This is probably one of the better produced clips available on Youtube on the subject. This group has taken a similar approach to mine, in working with this weapon, they examined the routes and tactics already employed in the Stick and Dagger aspect of Kali. There are many similarities, but there are also things you cannot do, due to the tendency of the Tomahawk to hook limbs and weapons.

This tendency is a mixed blessing. On one hand you can effectively trap your opponent’s limbs and weapons. On the other hand, your opponent can also disarm you when you get hooked, simply with a well timed pull. Another danger is the risk of cutting oneself in these motions. Care must be taken to avoid the puncturing one’s shoulder or chest with the spike end of their Tomahawk, or slicing their own hands or wrists in trapping with the cutting edge.

 

Lynn Thompson, the owner of Cold Steel’s Special Projects, has some valuable material. He worked with Ron Balicki in the development of this material, and it’s worth seeing. It’s easy to identify the Kali influence.

This last one is hard to hear, but worth looking at the tactics. Lynn Thompson is never at a loss for exuberance about weapons.

 

An interesting look at the Tomahawk and Knife as a weapon format from the perspective of European fencing. Fighting Man vs the Gentleman: Tomahawk vs Small-sword demonstration by Steve Huff and Cecil Longino at Combat Con 2011 in Las Vegas, NV

 

Silat Suffian Bela Diri – Axes and Hatchets/Tomahawk

I really like this system. It is similar to many systems in which I’ve trained, and all of the clips I’ve seen, the common core among the different areas in which they train is really smart body mechanics, creativity and efficiency of motion.

Silat Suffian Bela Diri – Sabit (Sickle)

The Sickle is another weapon very similar in many ways to the hand axe, particularly with regards to locking, disarming and trapping with the weapon.

 

Atienza Kali Tomahawk

What I like about the Atienza Kali clip, is that while prone to overkill, they do take the time to discuss facing the Tomahawk, which is important for anyone preparing to carry a weapon – you should be versed in facing it, in the event that yours is taken from you. I also appreciate that the Atienza Kali group focuses a lot on thrown weapons. This would have been an interesting seminar to attend.

 

This last group of videos is also prone to overkill, and they indulge in one of my pet peeves, that being the unrealistic method of training to use a weapon against an unarmed person.

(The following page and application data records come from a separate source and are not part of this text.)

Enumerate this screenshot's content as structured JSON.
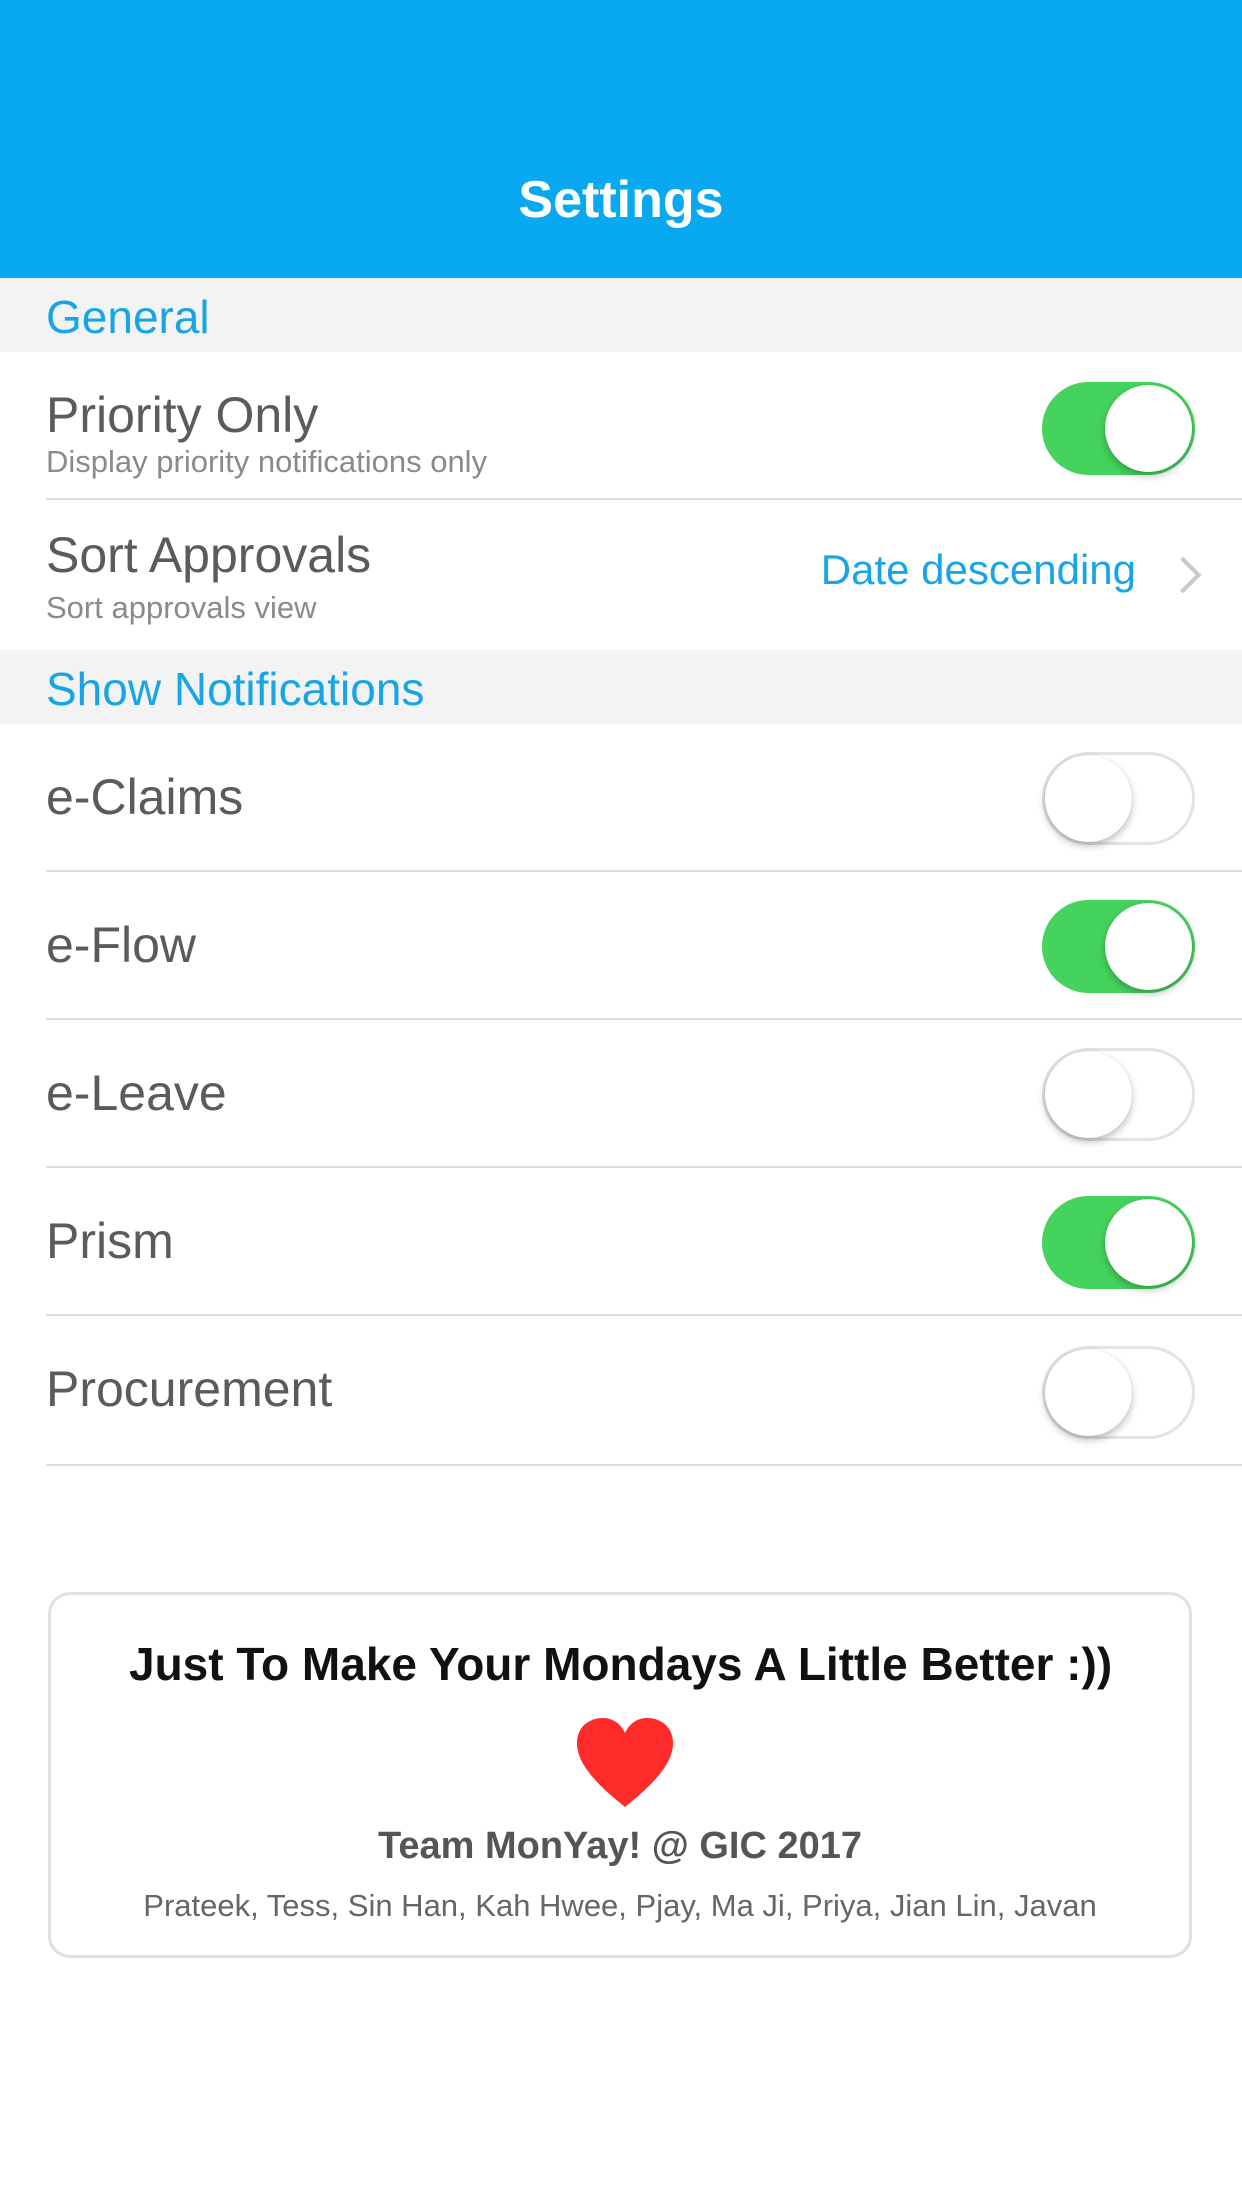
{
  "header": {
    "title": "Settings"
  },
  "sections": {
    "general": {
      "label": "General"
    },
    "notifications": {
      "label": "Show Notifications"
    }
  },
  "general": {
    "priority_only": {
      "label": "Priority Only",
      "subtitle": "Display priority notifications only",
      "enabled": true
    },
    "sort_approvals": {
      "label": "Sort Approvals",
      "subtitle": "Sort approvals view",
      "value": "Date descending"
    }
  },
  "notifications": [
    {
      "label": "e-Claims",
      "enabled": false
    },
    {
      "label": "e-Flow",
      "enabled": true
    },
    {
      "label": "e-Leave",
      "enabled": false
    },
    {
      "label": "Prism",
      "enabled": true
    },
    {
      "label": "Procurement",
      "enabled": false
    }
  ],
  "footer_card": {
    "title": "Just To Make Your Mondays A Little Better :))",
    "team": "Team MonYay! @ GIC 2017",
    "names": "Prateek, Tess, Sin Han, Kah Hwee, Pjay, Ma Ji, Priya, Jian Lin, Javan"
  },
  "colors": {
    "accent": "#08a9f1",
    "link": "#18a5e6",
    "toggle_on": "#44d35c",
    "heart": "#ff2a2a"
  },
  "icons": {
    "chevron": "chevron-right-icon",
    "heart": "heart-icon"
  }
}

You can see that the demonstrator is going through routes that are familiar to him, and probably better suited to empty hands (which is not to say that some of those routes can’t be adapted to weapons).

My objection to that type of training is not that there aren’t circumstances where that level of force would be required, but that the way the person attacks in these demonstrations, it shows little awareness of the fact that you’re holding a weapon and they’re not. If you’re brandishing an axe, it’s very unlikely that an opponent will square up with you empty-handed, and swing a punch.

Tomahawk – The Kali Way workshop at APLEA Training center

 

My recommendation for anyone who is looking at examples of techniques for using a weapon against another person, is to remember that such encounters rarely resemble the pristine examples often shown in the well lit, clean, often matted environments of a training seminar. For a better example, I give you a clip from Saving Private Ryan, which has one of the better examples out of Hollywood, of what this type of close quarters combat can look like. It’s often messy, brutal, and the good guy doesn’t always win.

 

 

Martial Artists idealize their technique when we train. This allows us to strive towards better technique as we progress. The problem is that we can sometimes lose our grounding, and make assumptions about the reality of an encounter, that will not prove true in actual combat. This is often called believing in your own bullshit. We all do it, this is why it’s important to spar from time to time, but even that is a step removed from combat.

Whenever possible, expose yourself to the real life lessons learned by others. This includes video of such encounters, advice from more experienced teachers, soldiers and fighters, and above all, apply the razor of critical thinking to your training methods. Is this thing I am learning truly useful? Does it represent the reality of the encounter I am preparing for? If it does not, is it a useful training method to acclimate me towards that end?